Bullying can affect everyone—those who are bullied, those who bully, and those who witness bullying. Bullying is linked to many negative outcomes including impacts on mental health, substance use, and suicide. Although kids who are bullied are at risk of suicide, bullying alone is not the cause. Many issues contribute to suicide risk, some of which include depression, substance abuse, problems at home, and trauma history. James Wright is at the Substance Abuse and Mental Health Services Administration in the Suicide Prevention Branch. Mr. Wright is the project officer for the National Suicide Prevention Lifeline and works with states receiving funding for youth suicide prevention through the Garrett Lee Smith Memorial Act.
... Continue ReadingPosted in Risk Factors
Posted: November 6, 2012
November is Native American Heritage Month. Across the country native communities are celebrating their heritage. I’d like to tell you about a project that I work with that is addressing the issue of bullying and is making a lasting impact on one community.
The Southeast Alaska Regional Health Consortium Domestic Violence Prevention Program is a project funded by the Indian Health Service (IHS) Domestic Violence Prevention Initiative (DVPI).
As a health educator for the project, I see bullying, and other aggressive behaviors, in our schools, playgrounds, workplace and homes. It affects everyone in the community. Through education and raising awareness, we are engaging our communities to prevent bullying and other types of abuse.
Our surrounding communities include the Alaska... Continue ReadingPosted in Specific Groups
Posted: October 30, 2012
From a very early age, we pick up on important social cues that benefit us throughout school, and even into our working lives. These cues include standing at an appropriate distance, not touching the person in front of you, and even using the right volume when speaking. These basic skills are essential for functioning socially. Children with autism often do not pick up on the same cues as other children can, which can make them vulnerable to bullying.Posted in Risk Factors
Posted: October 23, 2012

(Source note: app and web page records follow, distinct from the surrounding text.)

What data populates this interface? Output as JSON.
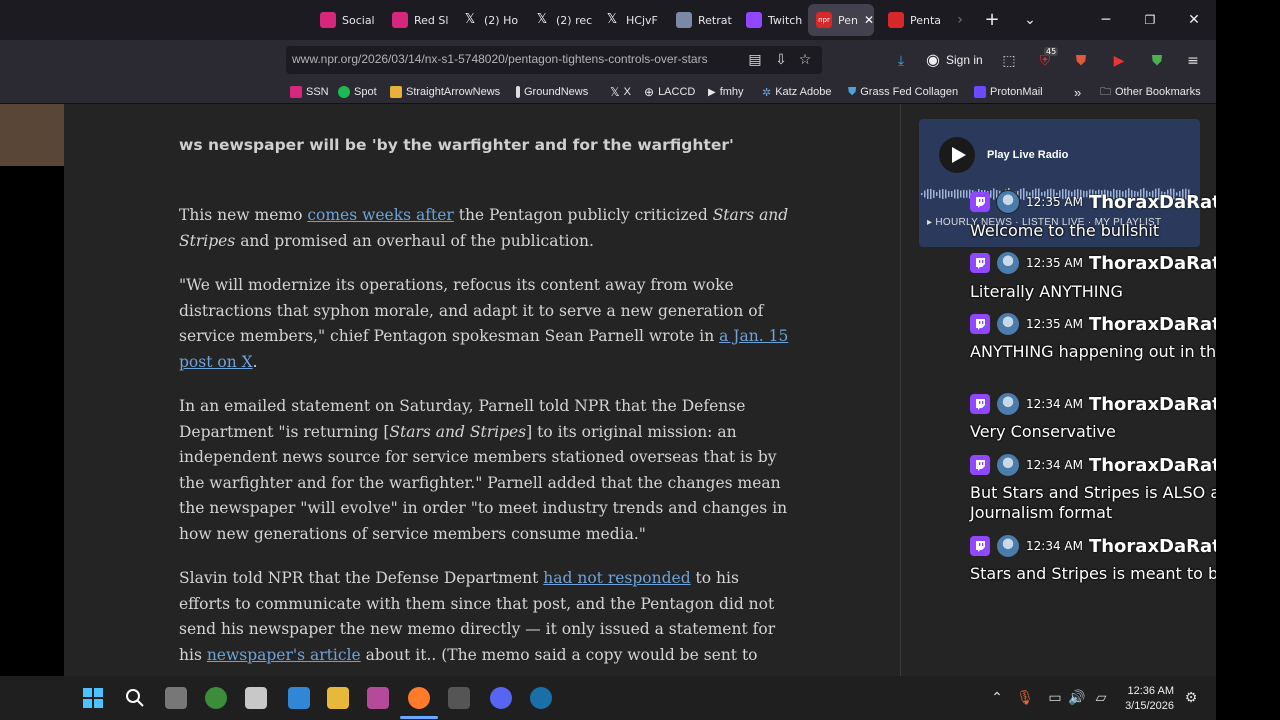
{
  "browser": {
    "tabs": [
      {
        "label": "Social",
        "color": "#d6277c"
      },
      {
        "label": "Red Sl",
        "color": "#d6277c"
      },
      {
        "label": "(2) Ho",
        "color": "#000000"
      },
      {
        "label": "(2) rec",
        "color": "#000000"
      },
      {
        "label": "HCjvF",
        "color": "#000000"
      },
      {
        "label": "Retrat",
        "color": "#7a8aa6"
      },
      {
        "label": "Twitch",
        "color": "#9146ff"
      },
      {
        "label": "Pen",
        "color": "#d62828",
        "active": true
      },
      {
        "label": "Penta",
        "color": "#d62828"
      }
    ],
    "url": "www.npr.org/2026/03/14/nx-s1-5748020/pentagon-tightens-controls-over-stars",
    "sign_in": "Sign in",
    "extension_badge": "45",
    "bookmarks": [
      {
        "label": "SSN"
      },
      {
        "label": "Spot"
      },
      {
        "label": "StraightArrowNews"
      },
      {
        "label": "GroundNews"
      },
      {
        "label": "X"
      },
      {
        "label": "LACCD"
      },
      {
        "label": "fmhy"
      },
      {
        "label": "Katz Adobe"
      },
      {
        "label": "Grass Fed Collagen"
      },
      {
        "label": "ProtonMail"
      }
    ],
    "other_bookmarks": "Other Bookmarks"
  },
  "article": {
    "heading_fragment": "ws newspaper will be 'by the warfighter and for the warfighter'",
    "p1": {
      "before": "This new memo ",
      "link": "comes weeks after",
      "after_a": " the Pentagon publicly criticized ",
      "em": "Stars and Stripes",
      "after_b": " and promised an overhaul of the publication."
    },
    "p2": {
      "text": "\"We will modernize its operations, refocus its content away from woke distractions that syphon morale, and adapt it to serve a new generation of service members,\" chief Pentagon spokesman Sean Parnell wrote in ",
      "link": "a Jan. 15 post on X",
      "after": "."
    },
    "p3": {
      "before": "In an emailed statement on Saturday, Parnell told NPR that the Defense Department \"is returning [",
      "em": "Stars and Stripes",
      "after": "] to its original mission: an independent news source for service members stationed overseas that is by the warfighter and for the warfighter.\" Parnell added that the changes mean the newspaper \"will evolve\" in order \"to meet industry trends and changes in how new generations of service members consume media.\""
    },
    "p4": {
      "before": "Slavin told NPR that the Defense Department ",
      "link": "had not responded",
      "middle": " to his efforts to communicate with them since that post, and the Pentagon did not send his newspaper the new memo directly — it only issued a statement for his ",
      "link2": "newspaper's article",
      "after": " about it.. (The memo said a copy would be sent to"
    }
  },
  "radio": {
    "label": "Play Live Radio",
    "links": "▸ HOURLY NEWS  ·  LISTEN LIVE  ·  MY PLAYLIST"
  },
  "chat": [
    {
      "time": "12:35 AM",
      "user": "ThoraxDaRat",
      "message": "Welcome to the bullshit"
    },
    {
      "time": "12:35 AM",
      "user": "ThoraxDaRat",
      "message": "Literally ANYTHING"
    },
    {
      "time": "12:35 AM",
      "user": "ThoraxDaRat",
      "message": "ANYTHING happening out in the field"
    },
    {
      "time": "12:34 AM",
      "user": "ThoraxDaRat",
      "message": "Very Conservative"
    },
    {
      "time": "12:34 AM",
      "user": "ThoraxDaRat",
      "message": "But Stars and Stripes is ALSO a Journalism format"
    },
    {
      "time": "12:34 AM",
      "user": "ThoraxDaRat",
      "message": "Stars and Stripes is meant to be"
    }
  ],
  "taskbar": {
    "time": "12:36 AM",
    "date": "3/15/2026"
  }
}
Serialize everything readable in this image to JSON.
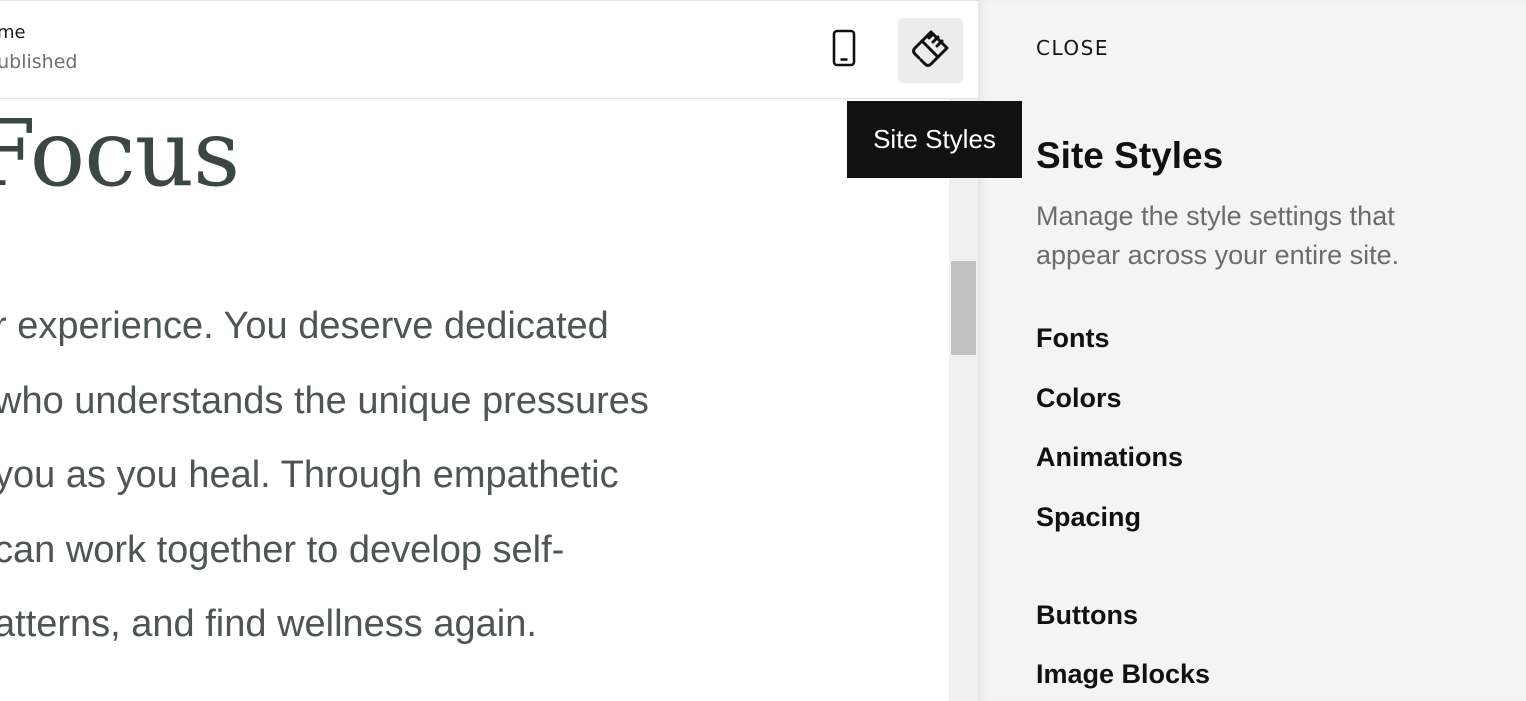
{
  "topbar": {
    "page_title": "ome",
    "page_status": "Published",
    "mobile_icon": "mobile-phone-icon",
    "styles_icon": "paintbrush-icon"
  },
  "tooltip": {
    "text": "Site Styles"
  },
  "preview": {
    "heading": "Focus",
    "lines": [
      "r experience. You deserve dedicated",
      "who understands the unique pressures",
      "you as you heal. Through empathetic",
      "can work together to develop self-",
      "atterns, and find wellness again."
    ]
  },
  "panel": {
    "close_label": "CLOSE",
    "title": "Site Styles",
    "description": "Manage the style settings that appear across your entire site.",
    "items": [
      {
        "label": "Fonts"
      },
      {
        "label": "Colors"
      },
      {
        "label": "Animations"
      },
      {
        "label": "Spacing"
      },
      {
        "label": "Buttons"
      },
      {
        "label": "Image Blocks"
      }
    ]
  },
  "colors": {
    "panel_bg": "#f4f4f4",
    "tooltip_bg": "#111111",
    "heading_text": "#3b4744",
    "active_button_bg": "#ececec"
  }
}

At just 14 years old, Georgia teen Allison Waters Albert has become an ambassador for anti-bullying within her community. Earning respect and admiration from peers for her willingness to share her own story, Allison has inspired several teens across her school district to take a stand against bullying. Through extensive work with 4-H , one of the largest youth development programs in the world, and numerous speaking engagements at area schools, Allison’s efforts have spearheaded the campaign for bullying prevention in her... Continue ReadingPosted in Profiles/Voices from the Field